La Biennale de Montréal (2011)
fans, timers, nylon thread, acetate discs: 112 x 47 x 83 in / 285 x 120 x 210 cm
Discs hand-cut from acetate are threaded between a ceiling support and domestic fans placed on the floor at the scale of a dining room table. The fans turn on and off to mimic the rushes and lulls of a conversation, lifting the discs along the threads where they flicker with reflected light in the day-lit room. Originally shown in the former dining room at Gairloch Gallery, Oakville, Ontario, as part of many things were left unsaid.
many things were left unsaid, Gairloch Gallery of Oakville Galleries, Oakville, ON, Canada (2003)
Soft Passages, Gairloch Gallery of Oakville Galleries, Oakville, ON, Canada (2005)
States of Materiality/ Etats de la matière (2008), Stewart Hall Gallery, Pointe-Claire, QC, Canada
Conversations with Light and Air, Two Rivers Gallery, Prince George, BC, Canada
inkjet print on polyester, steel frame (48 X 56 in / 122 x 142) cm with fan
A fabric-printed photograph of clouds seen from a plane is stretched over a steel frame supported a few inches above the floor. A fan nearby causes a vertiginous rippling of the image.
many things were left unsaid, Gairloch Gallery of Oakville Galleries, ON, Canada (2003);
curator: Kim Simon

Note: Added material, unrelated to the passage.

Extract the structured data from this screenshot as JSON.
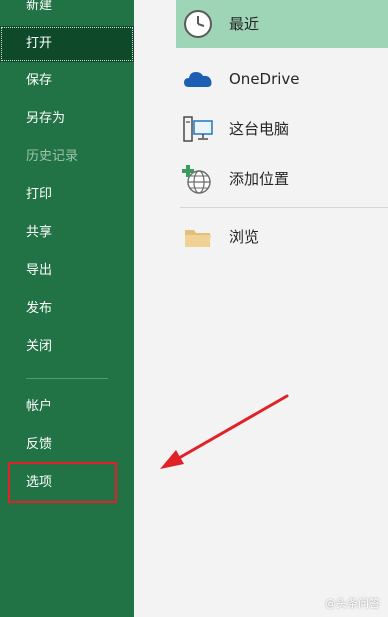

Leo Kamen Gallery, Toronto, ON, Canada (2006)
acetate discs, nylon threads; fans on timers
Discs hand-cut from acetate are attached to the gallery’s walls in an undulating mass. Household fans placed overhead turn on and off at different intervals, causing the discs to flicker and reflect whatever light passes into the unlit room from two passageways. The discs never move all at the same time and in some parts of the room are not visible when still.
Some day soon you’ll stop searching for meaning, Pierre-François Ouellette art contemporain, Montreal, Canada (2002); technical assistance: Simon Nakonechny
Sense, The Edmonton Art Gallery, Alberta, Canada (2004); curator: Catherine Crowston
photos: Paul Litherland & the artist
Installation: plastic bags (7 X 9 in and 9 X 12 in); steel wire; nylon fishing line
Small plastic bags, each filled with a breath of air, are suspended by fine, coiled wires at head height. Holes made through gallery walls let in air, wind, dust, snow. The viewer may walk amidst the bags — they bob about and cling to hair and clothing, whispering around the ears.
Cumulous, Southern Alberta Art Gallery, Lethbridge, Alberta, Canada (2000); curator: Joan Stebbins
Breathing Room, Dunlop Art Gallery, Regina, Saskatchewan, Canada (2001); curator: Anthony Kiendl
Bonheur et simulacres, La Manif d’art 2, Ville Québec, Canada (2003); curator: Bernard Lamarche
Conversations with light and air, Two Rivers Gallery, Prince George, BC, Canada (2010); curator: George Harris
photos: Don Gill (courtesy SAAG)